copyrighted by the estate of Garry Winogrand
This episode was entitled “Paper Movies”. The American photographer Garry Winogrand said that he took photographs to “see what the world looked like photographed”.
Photographers have always had this as their mission statement, but the three decades from the late 1950’s onwards was the real golden age of the photographic journey. The Genius of Photography – Paper Movies relives the journeys that produced some of the most acclaimed paper movies. The programme looked at the golden age of street photography from the 1950s and beyond, the age of the photographic roadtrip.
In this episode it shows the seminal work of Robert Frank in The Americans, William Klein’s one-man assault on the sidewalks of New York, the unblinking reportage of Weegee (Arthur Fellig) the Famous, Joel Meyerowitz stalking Fifth Avenue with his Leica, the enduring wit of Garry Winogrands’ charting of the human comedy in Central Park Zoo , British photographer Tony Ray Jones’ everyday people on the beach in which he dissects the eccentricity at the English seaside. Edward Ruscha’s gas stations and finally, William Eggleston’s guide to Memphis and the American South.
by Edward Ruscha
It also examines the arrival of colour as a credible medium for serious photographers, as controversial at the time as Bob Dylan going electric.

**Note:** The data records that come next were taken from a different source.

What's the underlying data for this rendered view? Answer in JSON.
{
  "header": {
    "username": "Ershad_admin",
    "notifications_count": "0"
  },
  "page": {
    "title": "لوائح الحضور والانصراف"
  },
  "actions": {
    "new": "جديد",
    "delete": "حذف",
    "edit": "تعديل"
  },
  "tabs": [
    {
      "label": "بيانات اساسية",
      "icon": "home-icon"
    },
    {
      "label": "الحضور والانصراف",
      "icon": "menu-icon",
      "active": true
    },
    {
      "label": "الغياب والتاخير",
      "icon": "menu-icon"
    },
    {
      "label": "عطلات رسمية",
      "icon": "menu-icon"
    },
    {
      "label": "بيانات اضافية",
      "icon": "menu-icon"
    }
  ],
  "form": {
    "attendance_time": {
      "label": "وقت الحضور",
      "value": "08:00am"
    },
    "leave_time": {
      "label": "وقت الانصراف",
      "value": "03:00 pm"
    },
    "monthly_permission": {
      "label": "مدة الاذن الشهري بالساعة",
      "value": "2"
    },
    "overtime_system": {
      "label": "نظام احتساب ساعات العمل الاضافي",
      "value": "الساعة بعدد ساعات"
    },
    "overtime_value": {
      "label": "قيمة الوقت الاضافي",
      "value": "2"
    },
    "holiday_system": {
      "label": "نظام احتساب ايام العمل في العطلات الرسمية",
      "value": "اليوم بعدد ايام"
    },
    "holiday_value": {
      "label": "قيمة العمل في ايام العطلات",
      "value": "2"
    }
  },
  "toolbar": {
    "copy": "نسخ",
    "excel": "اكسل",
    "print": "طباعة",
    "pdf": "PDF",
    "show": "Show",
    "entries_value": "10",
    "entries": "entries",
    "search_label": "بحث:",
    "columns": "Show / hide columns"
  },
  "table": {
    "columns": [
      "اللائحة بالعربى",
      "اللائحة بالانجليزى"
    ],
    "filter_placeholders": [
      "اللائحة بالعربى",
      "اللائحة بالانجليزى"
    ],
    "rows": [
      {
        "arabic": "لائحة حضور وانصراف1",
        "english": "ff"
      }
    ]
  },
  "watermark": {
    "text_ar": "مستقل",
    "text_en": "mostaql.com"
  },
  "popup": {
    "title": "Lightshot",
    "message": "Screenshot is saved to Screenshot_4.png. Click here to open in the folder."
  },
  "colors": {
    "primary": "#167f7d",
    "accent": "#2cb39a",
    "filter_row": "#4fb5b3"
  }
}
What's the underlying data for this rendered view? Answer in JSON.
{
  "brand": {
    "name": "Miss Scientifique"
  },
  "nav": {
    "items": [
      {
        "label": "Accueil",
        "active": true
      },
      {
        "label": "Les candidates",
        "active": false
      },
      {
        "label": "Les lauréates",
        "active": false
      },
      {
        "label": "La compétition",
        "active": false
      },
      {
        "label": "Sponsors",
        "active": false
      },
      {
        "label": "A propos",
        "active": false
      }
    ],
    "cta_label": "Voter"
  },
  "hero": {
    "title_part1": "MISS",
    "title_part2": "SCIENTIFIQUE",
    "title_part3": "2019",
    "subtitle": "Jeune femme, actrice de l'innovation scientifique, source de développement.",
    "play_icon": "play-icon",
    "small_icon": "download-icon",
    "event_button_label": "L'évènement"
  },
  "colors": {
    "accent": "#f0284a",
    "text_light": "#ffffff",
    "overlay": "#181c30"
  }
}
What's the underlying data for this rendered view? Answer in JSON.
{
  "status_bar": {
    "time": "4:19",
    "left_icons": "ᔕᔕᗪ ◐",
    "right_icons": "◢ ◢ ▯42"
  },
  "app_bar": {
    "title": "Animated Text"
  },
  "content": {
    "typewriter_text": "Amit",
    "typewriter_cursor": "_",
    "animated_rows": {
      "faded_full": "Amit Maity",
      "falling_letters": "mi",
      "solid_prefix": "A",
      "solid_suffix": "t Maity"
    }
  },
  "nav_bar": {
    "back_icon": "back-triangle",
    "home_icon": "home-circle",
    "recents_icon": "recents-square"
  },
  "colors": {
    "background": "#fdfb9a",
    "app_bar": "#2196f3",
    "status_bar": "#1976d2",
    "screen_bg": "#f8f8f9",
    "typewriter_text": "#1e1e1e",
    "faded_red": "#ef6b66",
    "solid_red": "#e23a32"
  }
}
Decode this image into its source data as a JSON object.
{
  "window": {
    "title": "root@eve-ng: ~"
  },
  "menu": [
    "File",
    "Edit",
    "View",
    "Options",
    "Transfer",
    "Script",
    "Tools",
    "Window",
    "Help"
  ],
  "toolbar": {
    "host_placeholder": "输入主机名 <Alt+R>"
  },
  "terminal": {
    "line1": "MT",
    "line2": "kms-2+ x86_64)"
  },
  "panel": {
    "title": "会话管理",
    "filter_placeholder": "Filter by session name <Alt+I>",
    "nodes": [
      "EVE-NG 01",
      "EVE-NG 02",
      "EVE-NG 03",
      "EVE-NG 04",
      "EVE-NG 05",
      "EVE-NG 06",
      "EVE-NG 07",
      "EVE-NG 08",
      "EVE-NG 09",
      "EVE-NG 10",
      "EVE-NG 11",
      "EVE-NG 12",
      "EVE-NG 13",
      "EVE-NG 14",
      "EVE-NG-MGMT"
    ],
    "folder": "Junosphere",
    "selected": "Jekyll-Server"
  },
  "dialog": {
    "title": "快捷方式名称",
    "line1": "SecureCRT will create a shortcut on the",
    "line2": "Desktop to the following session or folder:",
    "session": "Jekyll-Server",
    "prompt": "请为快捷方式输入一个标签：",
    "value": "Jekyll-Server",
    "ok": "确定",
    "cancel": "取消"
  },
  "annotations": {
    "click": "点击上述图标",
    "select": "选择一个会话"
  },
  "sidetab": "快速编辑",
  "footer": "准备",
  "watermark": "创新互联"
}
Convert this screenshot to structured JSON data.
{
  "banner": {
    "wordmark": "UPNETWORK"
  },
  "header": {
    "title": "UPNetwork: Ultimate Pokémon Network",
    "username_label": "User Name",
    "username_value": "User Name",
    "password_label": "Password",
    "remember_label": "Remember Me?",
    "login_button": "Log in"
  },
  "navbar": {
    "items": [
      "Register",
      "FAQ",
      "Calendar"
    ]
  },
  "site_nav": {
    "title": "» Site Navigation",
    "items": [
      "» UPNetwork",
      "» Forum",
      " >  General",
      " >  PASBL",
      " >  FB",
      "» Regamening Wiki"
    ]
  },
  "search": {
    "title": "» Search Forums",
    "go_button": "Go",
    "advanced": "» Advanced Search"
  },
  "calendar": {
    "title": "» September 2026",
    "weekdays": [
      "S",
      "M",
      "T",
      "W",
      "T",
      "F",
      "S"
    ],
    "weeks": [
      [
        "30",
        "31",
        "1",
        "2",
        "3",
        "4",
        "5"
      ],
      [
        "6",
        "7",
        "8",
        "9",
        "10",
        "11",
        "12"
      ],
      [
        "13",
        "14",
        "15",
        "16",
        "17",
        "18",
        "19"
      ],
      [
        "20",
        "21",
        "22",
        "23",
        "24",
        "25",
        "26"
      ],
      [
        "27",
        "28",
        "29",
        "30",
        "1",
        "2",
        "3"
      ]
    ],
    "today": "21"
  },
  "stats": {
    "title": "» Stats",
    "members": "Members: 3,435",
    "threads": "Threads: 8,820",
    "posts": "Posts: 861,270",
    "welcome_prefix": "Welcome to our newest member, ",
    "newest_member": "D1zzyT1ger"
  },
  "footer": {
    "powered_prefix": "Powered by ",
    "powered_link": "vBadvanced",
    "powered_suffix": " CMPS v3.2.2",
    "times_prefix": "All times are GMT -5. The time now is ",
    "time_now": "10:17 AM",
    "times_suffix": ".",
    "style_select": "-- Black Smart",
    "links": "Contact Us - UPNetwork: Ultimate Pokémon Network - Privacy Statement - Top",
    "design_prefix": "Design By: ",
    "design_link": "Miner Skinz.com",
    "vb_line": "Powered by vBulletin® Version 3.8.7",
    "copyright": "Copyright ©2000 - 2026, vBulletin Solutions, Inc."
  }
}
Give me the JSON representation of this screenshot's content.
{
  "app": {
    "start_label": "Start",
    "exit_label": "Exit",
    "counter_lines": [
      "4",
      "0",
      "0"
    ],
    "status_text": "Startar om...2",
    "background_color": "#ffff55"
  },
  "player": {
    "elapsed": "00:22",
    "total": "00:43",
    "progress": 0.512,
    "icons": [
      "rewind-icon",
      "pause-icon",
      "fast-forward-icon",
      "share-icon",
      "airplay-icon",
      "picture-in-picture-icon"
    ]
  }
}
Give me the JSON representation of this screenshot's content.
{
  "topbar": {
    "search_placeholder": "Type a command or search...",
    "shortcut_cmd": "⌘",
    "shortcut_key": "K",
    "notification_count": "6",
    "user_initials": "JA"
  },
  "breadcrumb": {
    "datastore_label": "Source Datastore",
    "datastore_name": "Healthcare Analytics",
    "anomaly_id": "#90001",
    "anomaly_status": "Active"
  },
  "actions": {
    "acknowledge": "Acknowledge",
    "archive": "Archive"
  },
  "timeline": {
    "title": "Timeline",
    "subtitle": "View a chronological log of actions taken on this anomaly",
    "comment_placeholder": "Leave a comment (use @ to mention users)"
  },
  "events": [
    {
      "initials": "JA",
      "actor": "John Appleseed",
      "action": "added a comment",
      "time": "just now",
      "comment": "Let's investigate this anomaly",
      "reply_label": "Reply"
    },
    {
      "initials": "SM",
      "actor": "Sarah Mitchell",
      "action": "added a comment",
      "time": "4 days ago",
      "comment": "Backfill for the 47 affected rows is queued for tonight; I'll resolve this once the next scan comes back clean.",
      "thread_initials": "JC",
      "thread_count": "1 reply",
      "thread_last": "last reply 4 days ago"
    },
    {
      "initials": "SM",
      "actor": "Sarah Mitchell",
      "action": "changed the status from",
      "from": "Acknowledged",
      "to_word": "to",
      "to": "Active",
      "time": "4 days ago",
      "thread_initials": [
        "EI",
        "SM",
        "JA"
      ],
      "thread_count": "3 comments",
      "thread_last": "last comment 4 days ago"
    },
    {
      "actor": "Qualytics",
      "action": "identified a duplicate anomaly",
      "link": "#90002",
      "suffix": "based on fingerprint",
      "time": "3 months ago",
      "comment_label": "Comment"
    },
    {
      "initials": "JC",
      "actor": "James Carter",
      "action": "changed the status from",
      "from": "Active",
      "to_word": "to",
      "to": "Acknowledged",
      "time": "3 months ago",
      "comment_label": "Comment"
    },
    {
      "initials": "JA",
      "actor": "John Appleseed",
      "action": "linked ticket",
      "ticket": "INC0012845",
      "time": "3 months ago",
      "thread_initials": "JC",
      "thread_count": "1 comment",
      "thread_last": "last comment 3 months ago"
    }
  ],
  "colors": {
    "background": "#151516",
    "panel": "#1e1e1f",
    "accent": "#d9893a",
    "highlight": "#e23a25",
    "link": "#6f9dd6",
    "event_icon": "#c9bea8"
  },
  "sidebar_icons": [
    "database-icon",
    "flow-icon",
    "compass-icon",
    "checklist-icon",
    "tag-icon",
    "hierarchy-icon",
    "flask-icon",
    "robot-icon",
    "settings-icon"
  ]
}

This is on genre of photography that I would love to look at further as I love the candid shots I see on social networking photo sites such a Flickr, I just do not ‘yet’ have the confidence to take that many shots. I think this is one genre I need to persevere with and get the confidence to try again